First is the power to connect people during a live event, which has never been more obvious than during US presidential election years. Twitter had a huge increase in membership and activity during the 2008 election, and activity spiked in 2012 and again this year. “The election year has always been good to us: 2008 was a massive, massive year for us, and this is a massive year for us,” Dorsey said.

Secondly is the role of Twitter as an accompaniment to the live event. This interaction with others viewers, journalists and vested interests, as well with the resources they provide, creates a form of augmented reality. The Twitter member is no longer a passive observer but an engaged user.
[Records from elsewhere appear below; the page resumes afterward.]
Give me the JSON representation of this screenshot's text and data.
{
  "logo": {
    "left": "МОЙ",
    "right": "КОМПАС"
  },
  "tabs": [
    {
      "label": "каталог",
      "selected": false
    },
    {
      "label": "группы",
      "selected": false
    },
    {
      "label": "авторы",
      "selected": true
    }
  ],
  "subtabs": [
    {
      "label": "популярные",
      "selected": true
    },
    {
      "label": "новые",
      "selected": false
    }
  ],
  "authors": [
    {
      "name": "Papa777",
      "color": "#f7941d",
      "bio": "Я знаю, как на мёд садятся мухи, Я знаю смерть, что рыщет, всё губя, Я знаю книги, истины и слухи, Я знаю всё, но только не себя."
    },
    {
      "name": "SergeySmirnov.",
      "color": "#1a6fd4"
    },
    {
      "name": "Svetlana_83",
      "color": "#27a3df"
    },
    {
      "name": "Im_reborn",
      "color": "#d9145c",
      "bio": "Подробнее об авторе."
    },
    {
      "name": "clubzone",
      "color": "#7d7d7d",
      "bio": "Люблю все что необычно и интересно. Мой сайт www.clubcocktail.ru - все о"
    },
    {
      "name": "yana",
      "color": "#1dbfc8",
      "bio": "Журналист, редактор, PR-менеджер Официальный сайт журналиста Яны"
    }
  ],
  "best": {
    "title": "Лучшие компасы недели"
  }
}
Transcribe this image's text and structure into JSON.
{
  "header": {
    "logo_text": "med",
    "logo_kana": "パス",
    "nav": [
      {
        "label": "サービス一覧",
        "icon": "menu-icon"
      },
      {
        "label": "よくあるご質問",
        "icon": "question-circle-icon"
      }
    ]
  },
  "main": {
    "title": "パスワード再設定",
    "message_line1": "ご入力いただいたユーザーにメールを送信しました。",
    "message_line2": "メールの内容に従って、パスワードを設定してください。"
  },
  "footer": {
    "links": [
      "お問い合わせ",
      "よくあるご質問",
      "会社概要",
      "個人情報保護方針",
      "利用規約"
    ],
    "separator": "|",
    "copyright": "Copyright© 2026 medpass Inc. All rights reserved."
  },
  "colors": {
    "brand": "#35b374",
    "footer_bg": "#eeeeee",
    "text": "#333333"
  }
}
Lastly Dorsey speaks about the importance of speed. That Twitter can provide information at almost real time – a non-negotiable in today’s day and age – is key to its popularity now and in the future.

Bird’s-eye view of Twitter plans

So what next for the text-based social media giant? In January, 2015 Twitter acquired the live video streaming application Periscope. Periscope enables Twitter accounts to broadcast live video to their followers. Dorsey believes the purchase of this application is aligned with Twitter’s value of event based communication.

“[W]hen there’s a lull, the internet creates something,” said Dorsey. “So what colour is this dress? And then that becomes a live event. Even when there’s nothing happening of note, something is created.”

For example, instead of waiting for a sporting event or election to take place, users can create their own live events using the video streaming function.

A local resident enjoying the Drummond puddle first hand.

A local resident enjoying the Drummond puddle firsthand.

An example of this was the #DrummondPuddleWatch in January, 2016. A Twitter user in Newcastle, UK, live video-streamed a puddle that had formed on a walkway below their window. This innocuous video of Newcastle residents navigating around the bothersome puddle on a dreary day would eventually gather over 650,00 live viewers.

Twitter’s next challenge is to debunk the theory that the medium is a battleground of constant debates and interactions. Being a passive observer means you can get all your news, facts, jokes, offers by following the accounts you want without the aspects of Twitter that do not appeal. Jack Dorsey believes the ‘Moments’ tool, which sorts through the torrent of information coming from your followed accounts and selects the content best suited to the user, is the right direction and strategy to engage fully with passive new users.

Written by Rhys Johnson